1.5 per cent of respondents were identified as at-risk gamblers, a 0.9 per cent decline when compared to the 2.4 per cent figure the previous year. 23 per cent were identified as non-problem gamblers.

Offline gambling adverts had been seen by 55 per cent of respondents, down from 66 per cent in 2022, while online gambling adverts had been seen by 53 per cent of respondents, a drop compared to 63 per cent the previous year.

The most common media in which young people saw gambling advertisements were television at 47 per cent and apps at 45 per cent.

15 per cent of participants also followed a gambling company on social media, most commonly on YouTube (10 per cent), followed by TikTok (nine per cent) and Instagram (seven per cent). 68 per cent of respondents don’t follow a gambling company on social media.

As for why young people gambled, data from the report stated that 80 per cent of respondents who have used their own money to gamble in the past year did so because “they regard it as a fun thing to do”. 17 per cent agreed that gambling makes them happy, 29 per cent disagreed that it made them happy, and 28 per cent were unsure either way.

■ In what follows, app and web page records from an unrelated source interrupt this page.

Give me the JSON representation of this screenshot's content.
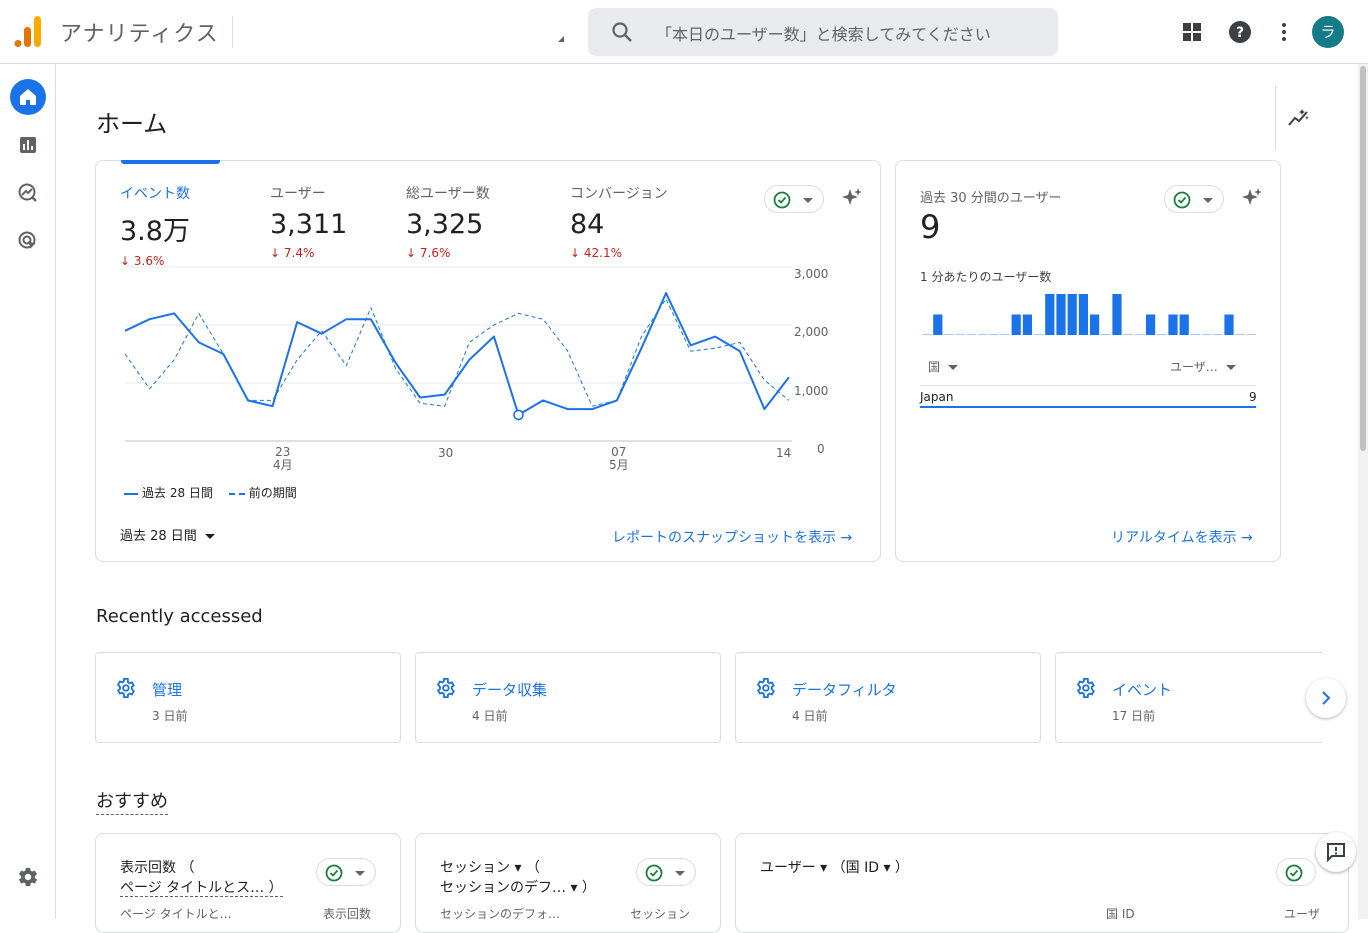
{
  "app": {
    "title": "アナリティクス",
    "avatar_letter": "ラ"
  },
  "search": {
    "placeholder": "「本日のユーザー数」と検索してみてください"
  },
  "icons": {
    "apps": "apps-grid-icon",
    "help": "help-icon",
    "more": "more-vert-icon"
  },
  "colors": {
    "accent": "#1a73e8",
    "negative": "#c5221f",
    "avatar": "#137c88"
  },
  "page": {
    "title": "ホーム"
  },
  "summary": {
    "metrics": [
      {
        "label": "イベント数",
        "value": "3.8万",
        "delta": "3.6%"
      },
      {
        "label": "ユーザー",
        "value": "3,311",
        "delta": "7.4%"
      },
      {
        "label": "総ユーザー数",
        "value": "3,325",
        "delta": "7.6%"
      },
      {
        "label": "コンバージョン",
        "value": "84",
        "delta": "42.1%"
      }
    ],
    "y_ticks": [
      "3,000",
      "2,000",
      "1,000",
      "0"
    ],
    "x_ticks": [
      {
        "day": "23",
        "month": "4月"
      },
      {
        "day": "30",
        "month": ""
      },
      {
        "day": "07",
        "month": "5月"
      },
      {
        "day": "14",
        "month": ""
      }
    ],
    "legend_current": "過去 28 日間",
    "legend_previous": "前の期間",
    "range_label": "過去 28 日間",
    "snapshot_link": "レポートのスナップショットを表示"
  },
  "chart_data": {
    "type": "line",
    "ylim": [
      0,
      3000
    ],
    "x": [
      "4/17",
      "4/18",
      "4/19",
      "4/20",
      "4/21",
      "4/22",
      "4/23",
      "4/24",
      "4/25",
      "4/26",
      "4/27",
      "4/28",
      "4/29",
      "4/30",
      "5/1",
      "5/2",
      "5/3",
      "5/4",
      "5/5",
      "5/6",
      "5/7",
      "5/8",
      "5/9",
      "5/10",
      "5/11",
      "5/12",
      "5/13",
      "5/14"
    ],
    "series": [
      {
        "name": "過去 28 日間",
        "values": [
          1900,
          2100,
          2200,
          1700,
          1500,
          700,
          600,
          2050,
          1850,
          2100,
          2100,
          1350,
          750,
          800,
          1400,
          1800,
          450,
          700,
          550,
          550,
          700,
          1600,
          2550,
          1650,
          1800,
          1550,
          550,
          1100
        ]
      },
      {
        "name": "前の期間",
        "values": [
          1500,
          900,
          1400,
          2200,
          1500,
          700,
          700,
          1400,
          1900,
          1300,
          2300,
          1250,
          650,
          600,
          1700,
          2000,
          2200,
          2100,
          1550,
          600,
          700,
          1800,
          2450,
          1550,
          1600,
          1700,
          1050,
          700
        ]
      }
    ]
  },
  "realtime": {
    "label": "過去 30 分間のユーザー",
    "value": "9",
    "bar_label": "1 分あたりのユーザー数",
    "bars": [
      0,
      1,
      0,
      0,
      0,
      0,
      0,
      0,
      1,
      1,
      0,
      2,
      2,
      2,
      2,
      1,
      0,
      2,
      0,
      0,
      1,
      0,
      1,
      1,
      0,
      0,
      0,
      1,
      0,
      0
    ],
    "col_country": "国",
    "col_users": "ユーザ…",
    "rows": [
      {
        "country": "Japan",
        "users": "9"
      }
    ],
    "link": "リアルタイムを表示"
  },
  "recent": {
    "title": "Recently accessed",
    "items": [
      {
        "name": "管理",
        "time": "3 日前"
      },
      {
        "name": "データ収集",
        "time": "4 日前"
      },
      {
        "name": "データフィルタ",
        "time": "4 日前"
      },
      {
        "name": "イベント",
        "time": "17 日前"
      }
    ]
  },
  "recommend": {
    "title": "おすすめ",
    "cards": [
      {
        "title_l1": "表示回数 （",
        "title_l2": "ページ タイトルとス… ）",
        "col1": "ページ タイトルと…",
        "col2": "表示回数"
      },
      {
        "title_l1": "セッション ▾ （",
        "title_l2": "セッションのデフ… ▾ ）",
        "col1": "セッションのデフォ…",
        "col2": "セッション"
      },
      {
        "title_l1": "ユーザー ▾ （国 ID ▾ ）",
        "col1": "国 ID",
        "col2": "ユーザ"
      }
    ]
  }
}
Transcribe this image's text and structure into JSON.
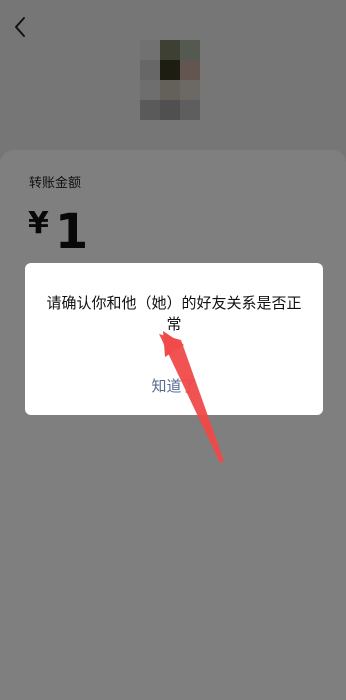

Of all respondents, 28 per cent said they had seen family members they live with gamble. From this group, 10 per cent said gambling had been the cause of arguments or tension at home, while 12 per cent said a family member’s gambling had helped to pay for things at home (eg. holidays, trips or clubs).

The UKGC added that protecting young people from harm is “a priority for the commission and it is working hard to implement relevant proposals by government in its Gambling Act Review White Paper High stakes: gambling reform for the digital age”.

These proposals include examining how the on-premises age verification process can be improved, such as requiring staff to check the age of customers who appear to be under 25, instead of under 21.

The UKGC’s Young People and Gambling 2023 report is also released during Safer Gambling Week in the UK, where many gambling industry stakeholders are spotlighting the resources available to players to help them stay in control of their gambling as well as provide them with advice.

BGC: zero tolerance approach to betting by children

Commenting on the UKGC’s Young People and Gambling 2023 report, a spokesperson for the Betting and Gaming Council said its members take a “zero tolerance” approach to betting by children.

“The most popular forms of betting by children are legal arcade games like penny pusher and claw grab machines, bets between friends or family, and playing cards for money – not with BGC members.

“These latest figures from the Gambling Commission, which incorporates data from 17-year-olds for the first time, and therefore comparisons with previous surveys should be treated with caution, show the number of children aged 11-17 gambling in the last seven has dropped two per cent since last year, to five per cent.   

“Our members enforce strict age verification on all their products to prevent underage gaming, while the BGC funds the £10m Young People’s Gambling Harm Prevention Programme, delivered by leading charities YGAM and GamCare, which has reached more than two million 11 to 19-year-olds, and those working with them, in the UK.

“Meanwhile figures released by independent analysts Serve Legal revealed betting shops’ record on age verification checks are better than those of supermarkets, convenience stores and petrol forecourts.

“In 2019, BGC members introduced the whistle-to-whistle ban on TV betting commercials during live sport before the 9pm watershed, which led to the number of such ads being seen by children at that time falling by 97 per cent. Our members also introduced new age-gating rules for advertising on social media platforms, restricting ads to those aged 25 and over for most sites.

“This survey shows young people’s exposure to gambling adverts and promotions has also declined since last year, of 11-17-year-olds 55 per cent had seen gambling adverts offline, compared to 66 per cent in 2022, and 53 per cent had seen adverts online, compared to 63 per cent in 2022.

“The regulated betting and gaming industry is determined to promote safer gaming, unlike the unsafe and growing online black market, which has none of the safeguards strictly employed by BGC members.”